As the subtitle of Richard Heinberg’s book Peak Everything says, the world is waking up to "the century of declines." And we’re not just talking about peak oil. We’re talking top soil… food production… water… greenhouse gas sinks… The confluence of these–largely borne from our dependence on cheap, abundant energy–is creating an amplification effect, feedback loops, that can happen with dizzying speed.
Once among the largest lakes in the world — at some 9,000 square miles, roughly the size of New Jersey — Lake Chad has been decimated over the past four decades by rising temperatures, diminishing rainfall and a growing population that’s using more water than ever before. Today, estimated at less than 2 percent of its original size, the lake’s surface would barely cover Brooklyn and Manhattan.

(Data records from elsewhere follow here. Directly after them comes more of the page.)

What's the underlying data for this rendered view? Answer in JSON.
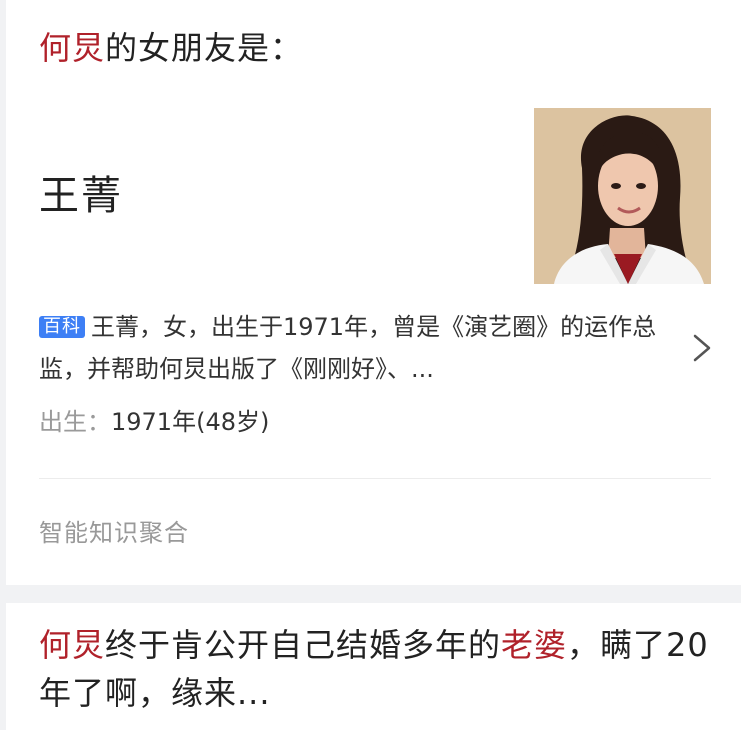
{
  "result_card": {
    "question": {
      "highlight": "何炅",
      "rest": "的女朋友是："
    },
    "answer": "王菁",
    "photo": {
      "alt": "王菁"
    },
    "description": {
      "badge": "百科",
      "text": "王菁，女，出生于1971年，曾是《演艺圈》的运作总监，并帮助何炅出版了《刚刚好》、..."
    },
    "birth": {
      "label": "出生：",
      "value": "1971年(48岁)"
    },
    "footer": "智能知识聚合"
  },
  "article_card": {
    "title_parts": {
      "p1": "何炅",
      "p2": "终于肯公开自己结婚多年的",
      "p3": "老婆",
      "p4": "，瞒了20年了啊，缘来..."
    }
  },
  "colors": {
    "highlight": "#b0212a",
    "badge": "#3d7ff5"
  }
}
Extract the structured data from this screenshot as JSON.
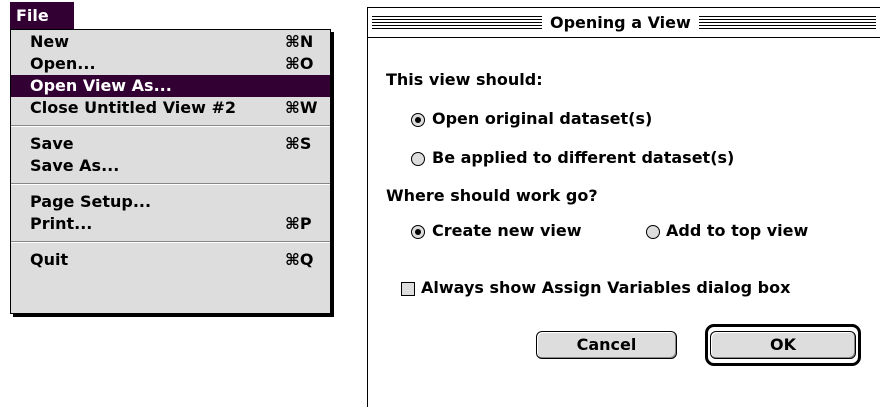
{
  "menu": {
    "title": "File",
    "items": [
      {
        "label": "New",
        "shortcut": "⌘N"
      },
      {
        "label": "Open...",
        "shortcut": "⌘O"
      },
      {
        "label": "Open View As...",
        "shortcut": ""
      },
      {
        "label": "Close Untitled View #2",
        "shortcut": "⌘W"
      },
      {
        "label": "Save",
        "shortcut": "⌘S"
      },
      {
        "label": "Save As...",
        "shortcut": ""
      },
      {
        "label": "Page Setup...",
        "shortcut": ""
      },
      {
        "label": "Print...",
        "shortcut": "⌘P"
      },
      {
        "label": "Quit",
        "shortcut": "⌘Q"
      }
    ],
    "highlighted_item": "Open View As..."
  },
  "dialog": {
    "title": "Opening a View",
    "question1": "This view should:",
    "radio_open_original": "Open original dataset(s)",
    "radio_apply_different": "Be applied to different dataset(s)",
    "question2": "Where should work go?",
    "radio_create_new": "Create new view",
    "radio_add_top": "Add to top view",
    "checkbox_always_show": "Always show Assign Variables dialog box",
    "cancel_label": "Cancel",
    "ok_label": "OK",
    "selected": {
      "dataset_choice": "Open original dataset(s)",
      "work_choice": "Create new view",
      "always_show_checked": false
    }
  },
  "colors": {
    "highlight": "#330033",
    "menu_bg": "#dddddd"
  }
}
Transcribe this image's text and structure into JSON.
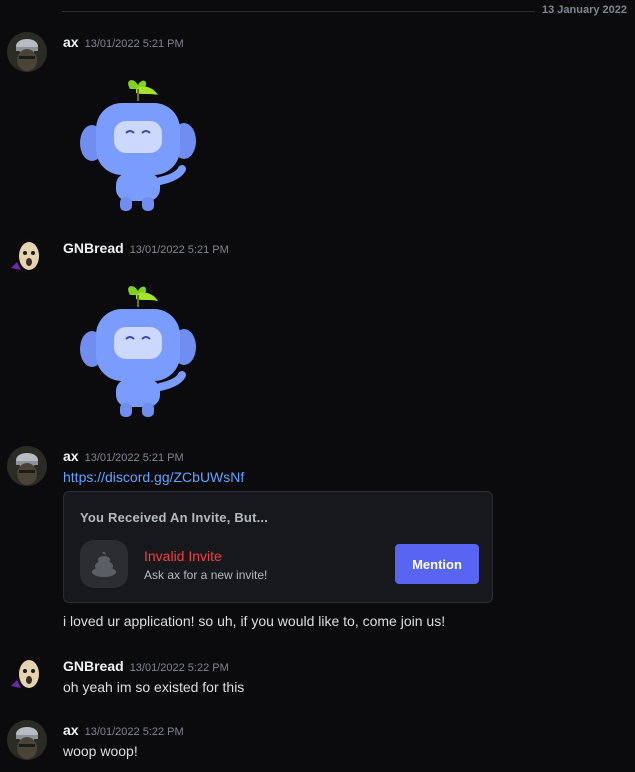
{
  "date_divider": "13 January 2022",
  "messages": [
    {
      "username": "ax",
      "timestamp": "13/01/2022 5:21 PM"
    },
    {
      "username": "GNBread",
      "timestamp": "13/01/2022 5:21 PM"
    },
    {
      "username": "ax",
      "timestamp": "13/01/2022 5:21 PM",
      "link": "https://discord.gg/ZCbUWsNf",
      "invite": {
        "heading": "You Received An Invite, But...",
        "status": "Invalid Invite",
        "subtext": "Ask ax for a new invite!",
        "button": "Mention"
      },
      "text": "i loved ur application! so uh, if you would like to, come join us!"
    },
    {
      "username": "GNBread",
      "timestamp": "13/01/2022 5:22 PM",
      "text": "oh yeah im so existed for this"
    },
    {
      "username": "ax",
      "timestamp": "13/01/2022 5:22 PM",
      "text": "woop woop!"
    }
  ],
  "icons": {
    "sticker": "wumpus-sticker-icon",
    "invite": "invite-guild-icon"
  },
  "colors": {
    "accent": "#5865f2",
    "error": "#f23f43",
    "link": "#5fa4ff"
  }
}
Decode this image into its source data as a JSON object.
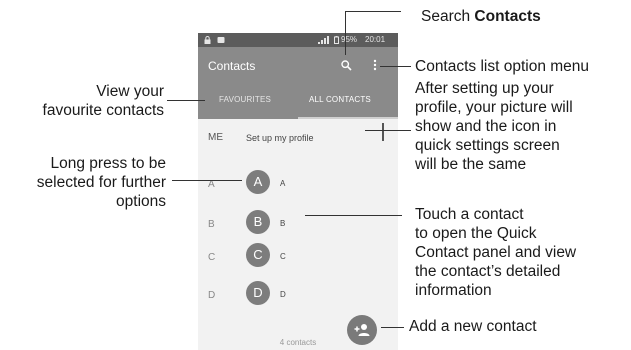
{
  "callouts": {
    "search": {
      "prefix": "Search ",
      "bold": "Contacts"
    },
    "option_menu": "Contacts list option menu",
    "profile_note": [
      "After setting up your",
      "profile, your picture will",
      "show and the icon in",
      "quick settings screen",
      "will be the same"
    ],
    "favourites": [
      "View your",
      "favourite contacts"
    ],
    "long_press": [
      "Long press to be",
      "selected for further",
      "options"
    ],
    "touch_contact": [
      "Touch a contact",
      "to open the Quick",
      "Contact panel and view",
      "the contact’s detailed",
      "information"
    ],
    "add_contact": "Add a new contact"
  },
  "phone": {
    "status": {
      "battery": "95%",
      "time": "20:01"
    },
    "app_title": "Contacts",
    "tabs": [
      "FAVOURITES",
      "ALL CONTACTS"
    ],
    "me": {
      "label": "ME",
      "text": "Set up my profile"
    },
    "contacts": [
      {
        "letter": "A",
        "initial": "A",
        "name": "A"
      },
      {
        "letter": "B",
        "initial": "B",
        "name": "B"
      },
      {
        "letter": "C",
        "initial": "C",
        "name": "C"
      },
      {
        "letter": "D",
        "initial": "D",
        "name": "D"
      }
    ],
    "count": "4 contacts"
  },
  "icons": {
    "search": "search-icon",
    "menu": "more-vert-icon",
    "add": "add-contact-icon",
    "lock": "lock-icon",
    "signal": "signal-icon"
  }
}
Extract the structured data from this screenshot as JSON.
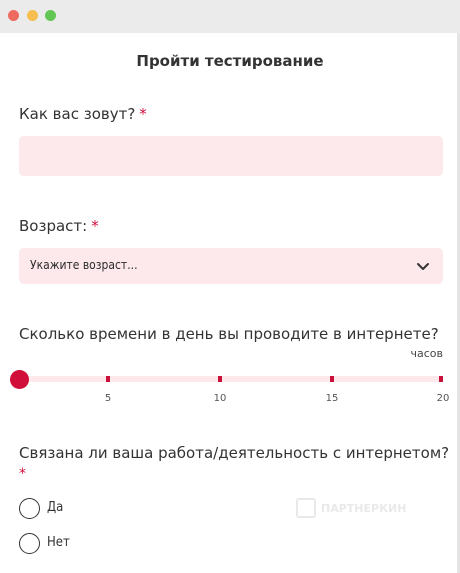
{
  "window": {
    "controls": [
      "close",
      "minimize",
      "maximize"
    ]
  },
  "form": {
    "title": "Пройти тестирование",
    "name_question": {
      "label": "Как вас зовут?",
      "required_mark": "*",
      "value": ""
    },
    "age_question": {
      "label": "Возраст:",
      "required_mark": "*",
      "selected": "Укажите возраст...",
      "icon": "chevron-down-icon"
    },
    "time_question": {
      "label": "Сколько времени в день вы проводите в интернете?",
      "unit": "часов",
      "slider_min": 0,
      "slider_max": 20,
      "slider_value": 0,
      "ticks": [
        "5",
        "10",
        "15",
        "20"
      ]
    },
    "work_question": {
      "label": "Связана ли ваша работа/деятельность с интернетом?",
      "required_mark": "*",
      "options": [
        "Да",
        "Нет"
      ]
    }
  },
  "watermark": {
    "text": "ПАРТНЕРКИН"
  },
  "colors": {
    "accent": "#d0103a",
    "field_bg": "#fde8ec",
    "titlebar": "#ebebeb"
  }
}
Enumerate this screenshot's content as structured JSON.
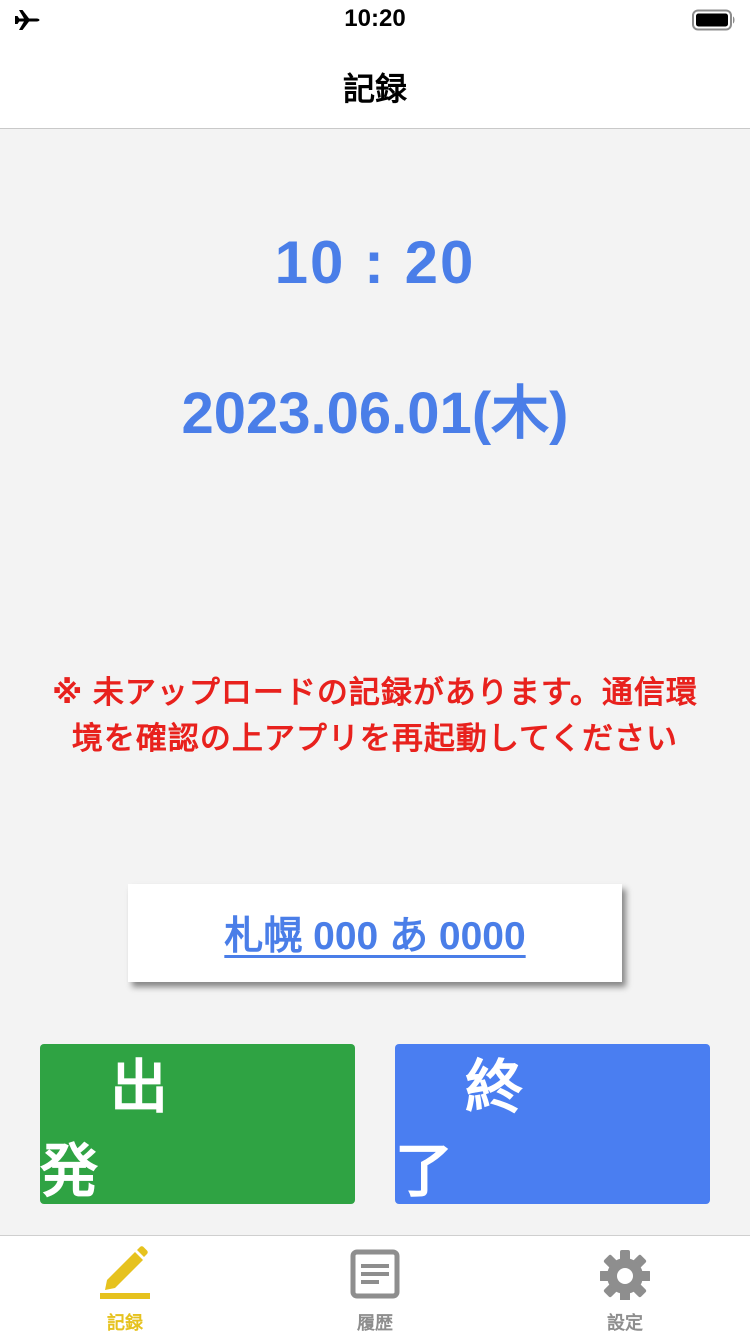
{
  "status_bar": {
    "time": "10:20",
    "left_icon": "airplane-icon",
    "right_icon": "battery-icon"
  },
  "nav": {
    "title": "記録"
  },
  "main": {
    "clock": "10 : 20",
    "date": "2023.06.01(木)",
    "warning": "※ 未アップロードの記録があります。通信環境を確認の上アプリを再起動してください",
    "vehicle": "札幌 000 あ 0000",
    "depart_button": "出発",
    "finish_button": "終了"
  },
  "tab_bar": {
    "items": [
      {
        "label": "記録",
        "icon": "pencil-icon",
        "active": true
      },
      {
        "label": "履歴",
        "icon": "history-icon",
        "active": false
      },
      {
        "label": "設定",
        "icon": "gear-icon",
        "active": false
      }
    ]
  },
  "colors": {
    "accent_blue": "#4a7ee8",
    "warning_red": "#e8211d",
    "depart_green": "#2fa343",
    "finish_blue": "#4a7ef1",
    "tab_active": "#e6c21e",
    "tab_inactive": "#8e8e8e"
  }
}
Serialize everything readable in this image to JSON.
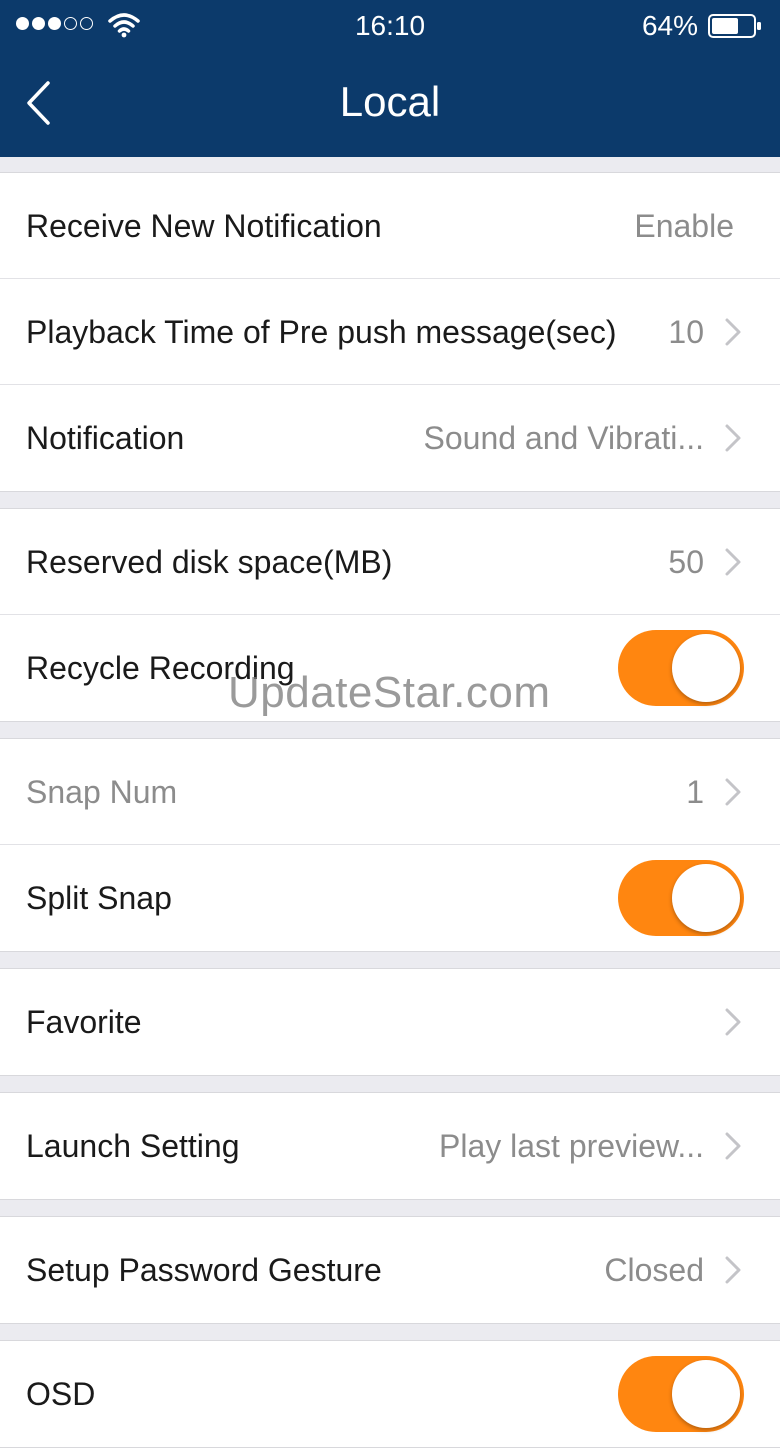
{
  "status_bar": {
    "time": "16:10",
    "battery_percent": "64%",
    "battery_level": 0.64,
    "signal_bars_filled": 3,
    "signal_bars_total": 5,
    "wifi_icon": "wifi-icon"
  },
  "nav": {
    "title": "Local",
    "back_icon": "chevron-left-icon"
  },
  "settings": {
    "receive_notification": {
      "label": "Receive New Notification",
      "value": "Enable"
    },
    "playback_time": {
      "label": "Playback Time of Pre push message(sec)",
      "value": "10"
    },
    "notification": {
      "label": "Notification",
      "value": "Sound and Vibrati..."
    },
    "reserved_disk": {
      "label": "Reserved disk space(MB)",
      "value": "50"
    },
    "recycle_recording": {
      "label": "Recycle Recording",
      "on": true
    },
    "snap_num": {
      "label": "Snap Num",
      "value": "1"
    },
    "split_snap": {
      "label": "Split Snap",
      "on": true
    },
    "favorite": {
      "label": "Favorite"
    },
    "launch_setting": {
      "label": "Launch Setting",
      "value": "Play last preview..."
    },
    "password_gesture": {
      "label": "Setup Password Gesture",
      "value": "Closed"
    },
    "osd": {
      "label": "OSD",
      "on": true
    }
  },
  "watermark": "UpdateStar.com",
  "colors": {
    "navbar": "#0c3a6b",
    "toggle_on": "#ff8610",
    "background": "#ebebf0"
  }
}
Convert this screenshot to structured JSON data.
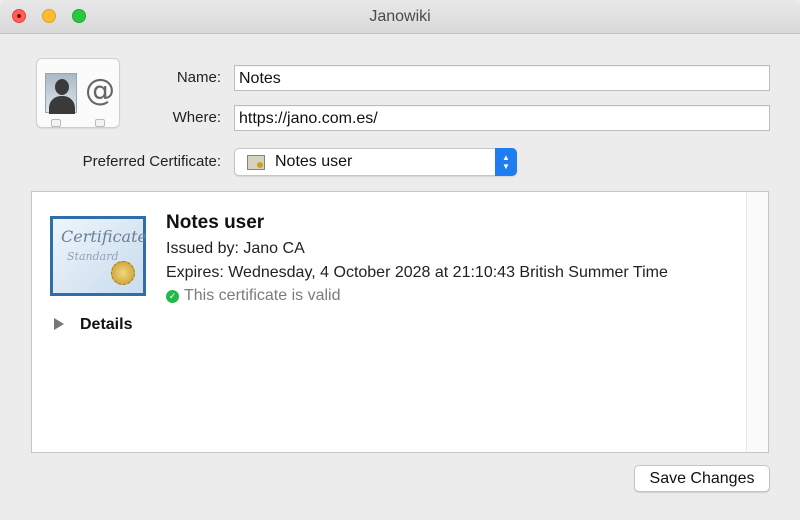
{
  "window": {
    "title": "Janowiki"
  },
  "form": {
    "name_label": "Name:",
    "name_value": "Notes",
    "where_label": "Where:",
    "where_value": "https://jano.com.es/",
    "preferred_label": "Preferred Certificate:",
    "preferred_value": "Notes user"
  },
  "certificate": {
    "name": "Notes user",
    "issued_by": "Issued by: Jano CA",
    "expires": "Expires: Wednesday, 4 October 2028 at 21:10:43 British Summer Time",
    "status": "This certificate is valid",
    "image_text": "Certificate",
    "image_subtext": "Standard"
  },
  "details": {
    "label": "Details"
  },
  "actions": {
    "save_label": "Save Changes"
  },
  "icons": {
    "close": "close-icon",
    "minimize": "minimize-icon",
    "maximize": "maximize-icon",
    "contact": "contact-card-icon",
    "certificate": "certificate-icon",
    "valid": "checkmark-circle-icon",
    "disclosure": "disclosure-triangle-icon"
  },
  "colors": {
    "accent": "#1f7cf1",
    "valid_green": "#25b84a",
    "traffic_close": "#fe5f57",
    "traffic_min": "#febc2e",
    "traffic_max": "#28c840"
  }
}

Not surprisingly, the retreating tide in this century of declines is exposing those who live closest to the edge–the world’s poor and most vulnerable. While many of us complain about gas prices and the rising cost of food, the 30 million Africans who live in the Lake Chad basin may soon be facing a life and death situation.